First a disclaimer: this is NOT a political post. One of the Democrats running for President in 2020 gave an interview the other day. During the interview she provided a great example of the difference between being a boss and being a leader. This is a person I first met many years ago and occasionally come across at an event if we both happen to be attending. This is a person I mostly admire. This is someone who seems to me to be a nice enough person who is intelligent and hard working. 

 

This is also a person who projected a very poor image of herself in the interview. And I don’t think she knows it. 

 

Much of the early publicity surrounding this candidate has been focused on her reportedly poor treatment of her staff. Her office has one of the highest turnover rates of any member of Congress. She is apparently more than a little challenging to work for. 

 

She was attempting to defend herself in the interview and in doing so she demonstrated not only why she was a difficult boss but a poor leader as well. 

 

She said she was a boss and as a boss she had to be hard on her people. She said she had high expectations for her staff and when they let her down she let them know about it. She said she expects her people to produce a good “product” and that oftentimes the product was her image.

 

I wondered, I was amazed actually, how someone who has accomplished so much could possess such backwards thinking when it came to leading her staff. 

 

The mindset of a boss says it’s the workers job to make the boss look good. The mindset of a leader says it’s the leader’s job to help their people succeed. If you think there is a fine line between the two then you may be a boss, you may be an excellent manager but you are most definitely not a leader. 

 

A typical boss will drive and push their people to achieve results. A leader will push, pull, motivate and sometimes even carry their people to success. They frequently do it from the middle and sometimes from behind. They most often do it while being along side their people.

 

A leader knows that they are responsible for the success of their people. They know that they can’t succeed unless their people succeed. They don’t try to “make” their people succeed they “help” them succeed. 

 

Too many bosses try to force their people to drink from the well of success. Authentic Leaders walk with their people to the well while helping them develop a thirst for success along the way. 

 

If you are someone who believes that you must be hard on your people because you are “the boss” then you will always have problems with your people. They will underperform as long as you’re their boss and you’ll be even harder on them as a result. 

 

When they eventually leave and go to work with an actual leader they will begin to reach their potential. You’ll be left to wonder why they wouldn’t work that hard for you. You’ll become a resentful boss and push the people left around you even harder. And the cycle will continue as long as you think being a boss means being hard on people. 

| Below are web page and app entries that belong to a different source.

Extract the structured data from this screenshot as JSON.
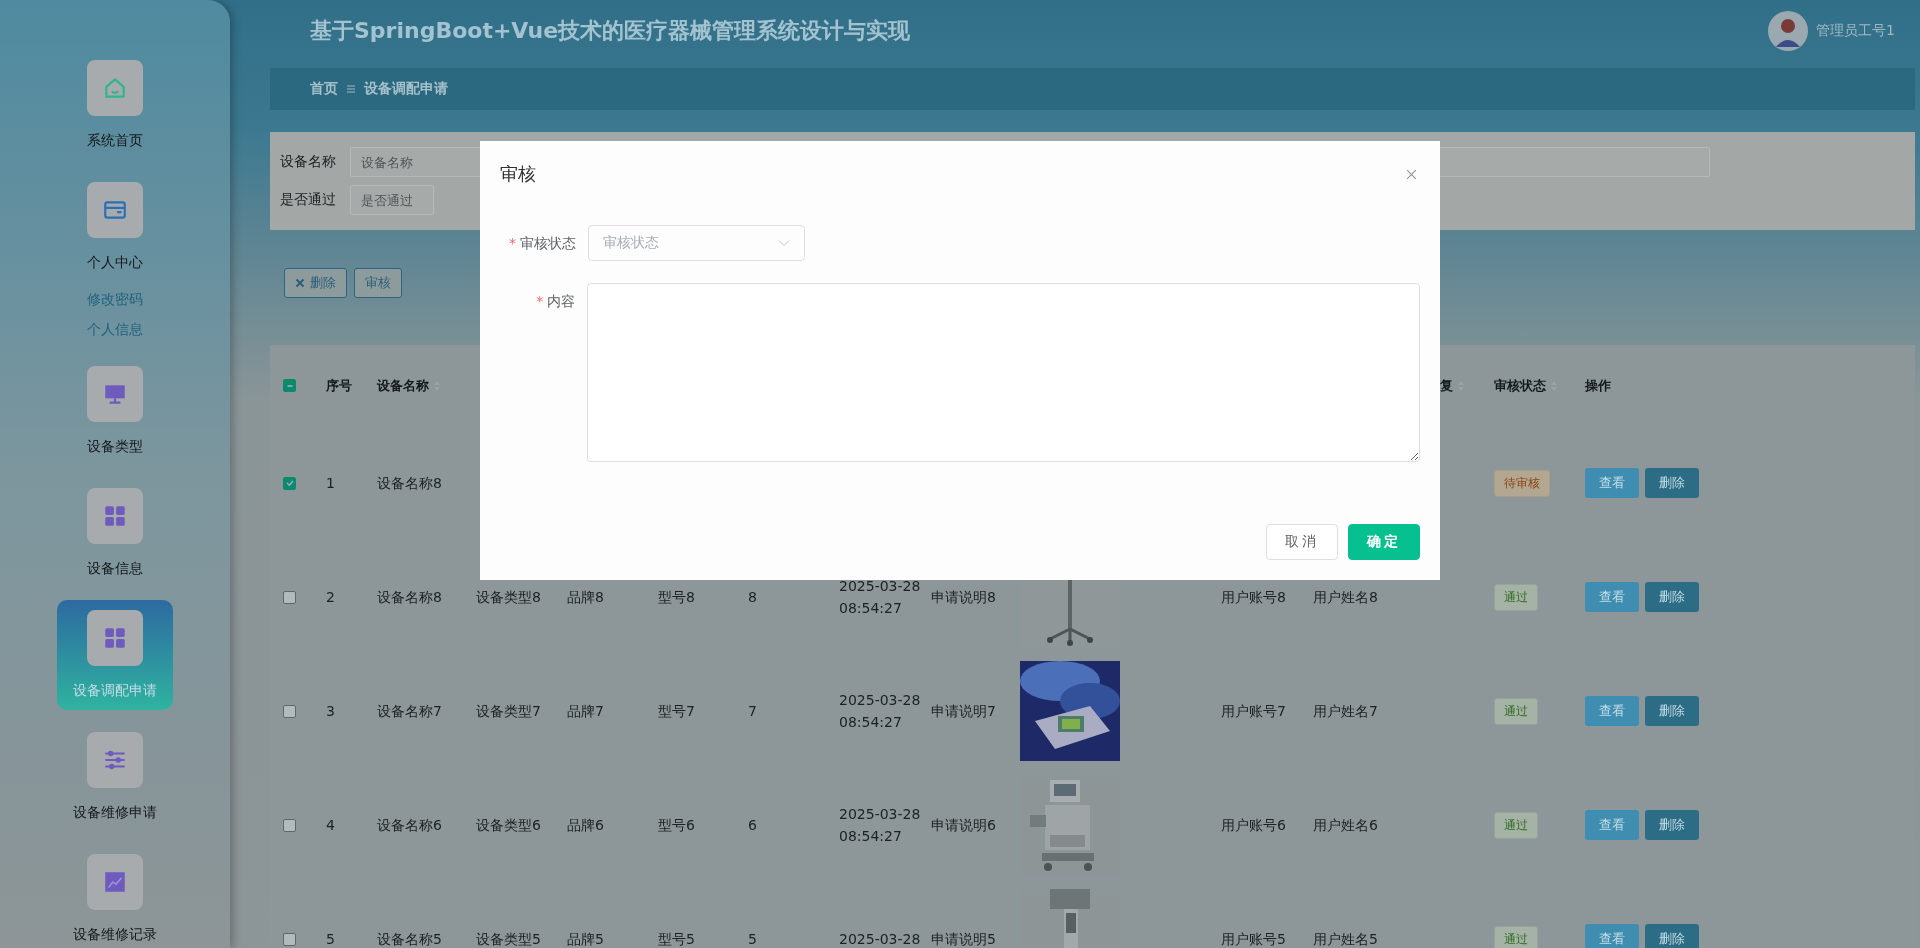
{
  "header": {
    "title": "基于SpringBoot+Vue技术的医疗器械管理系统设计与实现",
    "user": "管理员工号1"
  },
  "sidebar": {
    "items": [
      {
        "label": "系统首页",
        "selected": false
      },
      {
        "label": "个人中心",
        "selected": false,
        "children": [
          {
            "label": "修改密码"
          },
          {
            "label": "个人信息"
          }
        ]
      },
      {
        "label": "设备类型",
        "selected": false
      },
      {
        "label": "设备信息",
        "selected": false
      },
      {
        "label": "设备调配申请",
        "selected": true
      },
      {
        "label": "设备维修申请",
        "selected": false
      },
      {
        "label": "设备维修记录",
        "selected": false
      }
    ]
  },
  "breadcrumb": [
    "首页",
    "设备调配申请"
  ],
  "search": {
    "fields": [
      {
        "label": "设备名称",
        "placeholder": "设备名称"
      },
      {
        "label": "是否通过",
        "placeholder": "是否通过"
      }
    ]
  },
  "toolbar": [
    {
      "label": "删除"
    },
    {
      "label": "审核"
    }
  ],
  "table": {
    "select_all": {
      "indeterminate": true
    },
    "columns": [
      {
        "label": "序号",
        "sortable": false
      },
      {
        "label": "设备名称",
        "sortable": true
      },
      {
        "label": "复",
        "sortable": true
      },
      {
        "label": "审核状态",
        "sortable": true
      },
      {
        "label": "操作",
        "sortable": false
      }
    ],
    "rows": [
      {
        "checked": true,
        "index": "1",
        "name": "设备名称8",
        "status": {
          "text": "待审核",
          "kind": "warning"
        },
        "actions": [
          "查看",
          "删除"
        ]
      },
      {
        "checked": false,
        "index": "2",
        "name": "设备名称8",
        "type": "设备类型8",
        "brand": "品牌8",
        "model": "型号8",
        "quantity": "8",
        "datetime": [
          "2025-03-28",
          "08:54:27"
        ],
        "note": "申请说明8",
        "image": {
          "kind": "picture"
        },
        "account": "用户账号8",
        "username": "用户姓名8",
        "status": {
          "text": "通过",
          "kind": "success"
        },
        "actions": [
          "查看",
          "删除"
        ]
      },
      {
        "checked": false,
        "index": "3",
        "name": "设备名称7",
        "type": "设备类型7",
        "brand": "品牌7",
        "model": "型号7",
        "quantity": "7",
        "datetime": [
          "2025-03-28",
          "08:54:27"
        ],
        "note": "申请说明7",
        "image": {
          "kind": "picture"
        },
        "account": "用户账号7",
        "username": "用户姓名7",
        "status": {
          "text": "通过",
          "kind": "success"
        },
        "actions": [
          "查看",
          "删除"
        ]
      },
      {
        "checked": false,
        "index": "4",
        "name": "设备名称6",
        "type": "设备类型6",
        "brand": "品牌6",
        "model": "型号6",
        "quantity": "6",
        "datetime": [
          "2025-03-28",
          "08:54:27"
        ],
        "note": "申请说明6",
        "image": {
          "kind": "picture"
        },
        "account": "用户账号6",
        "username": "用户姓名6",
        "status": {
          "text": "通过",
          "kind": "success"
        },
        "actions": [
          "查看",
          "删除"
        ]
      },
      {
        "checked": false,
        "index": "5",
        "name": "设备名称5",
        "type": "设备类型5",
        "brand": "品牌5",
        "model": "型号5",
        "quantity": "5",
        "datetime": [
          "2025-03-28"
        ],
        "note": "申请说明5",
        "image": {
          "kind": "picture"
        },
        "account": "用户账号5",
        "username": "用户姓名5",
        "status": {
          "text": "通过",
          "kind": "success"
        },
        "actions": [
          "查看",
          "删除"
        ]
      }
    ]
  },
  "dialog": {
    "title": "审核",
    "fields": [
      {
        "label": "审核状态",
        "required_mark": "*",
        "kind": "select",
        "placeholder": "审核状态"
      },
      {
        "label": "内容",
        "required_mark": "*",
        "kind": "textarea"
      }
    ],
    "buttons": [
      {
        "label": "取消",
        "kind": "default"
      },
      {
        "label": "确定",
        "kind": "primary"
      }
    ]
  }
}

I’m going to bet that this particular candidate is like the vast majority of people in leadership positions. The vast majority of people in leadership positions have zero leadership training. It doesn’t make them bad people, it doesn’t make them poor managers, it doesn’t even make them poor politicians. It just makes them exceptionally poor leaders.